From the Editor’s desk|In these times when talking weight can easily be misconstrued as fat shaming, we need to find ways to talk weight without fat shaming others or making people who are battling obesity feel degraded. However, having an honest weight discussion is important because while people are free to make their own lifestyle choices, the dangers of obesity also need to be discussed openly.

Weight as a health issue is an important but sensitive discussion. If someone close to us is battling obesity we must be supportive, not judgmental because that allows them to take our advice objectively.

Also, it depends on what relationship you have with a person to be able to go into such a personal and intimate subject like obesity and it’s dangers.

According to the UK’s NHS website, ‘the term ‘obese’ describes a person who’s very overweight, with a lot of body fat.’

The Havard School of Public health notes that “apart from tobacco, there is perhaps no greater harm to the collective health … than obesity.”

Obesity is not a local problem, it’s a global tragedy.

“Taken together, it’s clear that obesity is a global crisis that already touches everyone in one manner or another. Obesity’s health effects are deep and vast and they have a real and lasting impact on communities, on nations, and most importantly, on individuals, today and across future generations,” Havard HSPH.

Obesity is dangerous but it can be actively prevented by making lifestyle and dietary changes. Stanford Health Care provides essential tips on preventing obesity in adults:

  • Eat five to six servings of fruits and vegetables daily. A vegetable serving is one cup of raw vegetables or one-half cup of cooked vegetables or vegetable juice. A fruit serving is one piece of small to medium fresh fruit, one-half cup of canned or fresh fruit or fruit juice, or one-fourth cup of dried fruit.
  • Choose whole grain foods such as brown rice and whole wheat bread. Avoid highly processed foods made with refined white sugar, flour and saturated fat.
  • Weigh and measure food to gain an understanding of portion sizes. For example, a three-ounce serving of meat is the size of a deck of cards. Avoid super-sized menu items particularly at fast-food restaurants.
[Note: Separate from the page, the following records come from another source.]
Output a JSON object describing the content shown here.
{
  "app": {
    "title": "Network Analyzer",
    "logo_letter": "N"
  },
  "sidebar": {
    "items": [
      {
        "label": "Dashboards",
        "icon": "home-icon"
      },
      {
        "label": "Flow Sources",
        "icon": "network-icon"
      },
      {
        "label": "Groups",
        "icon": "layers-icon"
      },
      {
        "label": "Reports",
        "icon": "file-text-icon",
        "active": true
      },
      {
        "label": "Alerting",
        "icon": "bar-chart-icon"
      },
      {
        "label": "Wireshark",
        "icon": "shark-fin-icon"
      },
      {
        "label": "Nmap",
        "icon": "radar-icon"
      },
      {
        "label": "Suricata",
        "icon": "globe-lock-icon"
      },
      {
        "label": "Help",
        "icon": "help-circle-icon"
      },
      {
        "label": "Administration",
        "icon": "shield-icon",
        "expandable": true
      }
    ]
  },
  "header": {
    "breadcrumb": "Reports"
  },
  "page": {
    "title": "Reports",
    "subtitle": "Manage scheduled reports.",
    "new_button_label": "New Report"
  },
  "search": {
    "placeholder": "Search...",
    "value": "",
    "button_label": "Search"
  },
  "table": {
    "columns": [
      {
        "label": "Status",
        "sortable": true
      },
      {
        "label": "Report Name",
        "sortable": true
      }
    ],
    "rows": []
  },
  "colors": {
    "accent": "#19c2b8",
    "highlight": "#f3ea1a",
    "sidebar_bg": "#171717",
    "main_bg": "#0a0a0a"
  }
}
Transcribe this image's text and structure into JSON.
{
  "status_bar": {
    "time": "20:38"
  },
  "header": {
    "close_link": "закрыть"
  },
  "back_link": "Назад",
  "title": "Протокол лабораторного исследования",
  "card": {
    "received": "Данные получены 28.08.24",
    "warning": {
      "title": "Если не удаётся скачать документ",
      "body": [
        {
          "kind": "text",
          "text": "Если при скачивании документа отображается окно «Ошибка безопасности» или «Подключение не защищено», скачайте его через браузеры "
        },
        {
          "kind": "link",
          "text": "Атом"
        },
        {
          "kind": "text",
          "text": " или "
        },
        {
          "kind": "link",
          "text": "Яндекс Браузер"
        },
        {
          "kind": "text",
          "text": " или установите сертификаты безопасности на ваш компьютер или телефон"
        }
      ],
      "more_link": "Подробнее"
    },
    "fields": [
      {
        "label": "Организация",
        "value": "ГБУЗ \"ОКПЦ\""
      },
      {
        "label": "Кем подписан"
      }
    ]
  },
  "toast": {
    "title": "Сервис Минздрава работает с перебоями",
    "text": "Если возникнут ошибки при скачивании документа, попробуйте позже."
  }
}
You can achieve a lot just with proper choices in serving sizes.
  • Balance the food “checkbook.” Eating more calories than you burn for energy will lead to weight gain.
  • Weigh yourself regularly.
  • Avoid foods that are high in “energy density” or that have a lot of calories in a small amount of food. For example, a large cheeseburger and a large order of fries may have almost 1,000 calories and 30 or more grams of fat. By ordering a grilled chicken sandwich or a plain hamburger and a small salad with low-fat dressing, you can avoid hundreds of calories and eliminate much of the fat intake. For dessert, have fruit or a piece of angel food cake rather than the “death by chocolate” special or three pieces of home-made pie.
  • Crack a sweat: accumulate at least 30 minutes or more of moderate-intensity activity on most, or preferably, all days of the week. Examples include walking a 15-minute mile, or weeding and hoeing the garden.
  • Make opportunities during the day for even just 10 or 15 minutes of some calorie-burning activity, such as walking around the block or up and down a few flights of stairs at work. Again, every little bit helps.

As much as we must respect people’s life choices, we must also help each other make those choices wisely.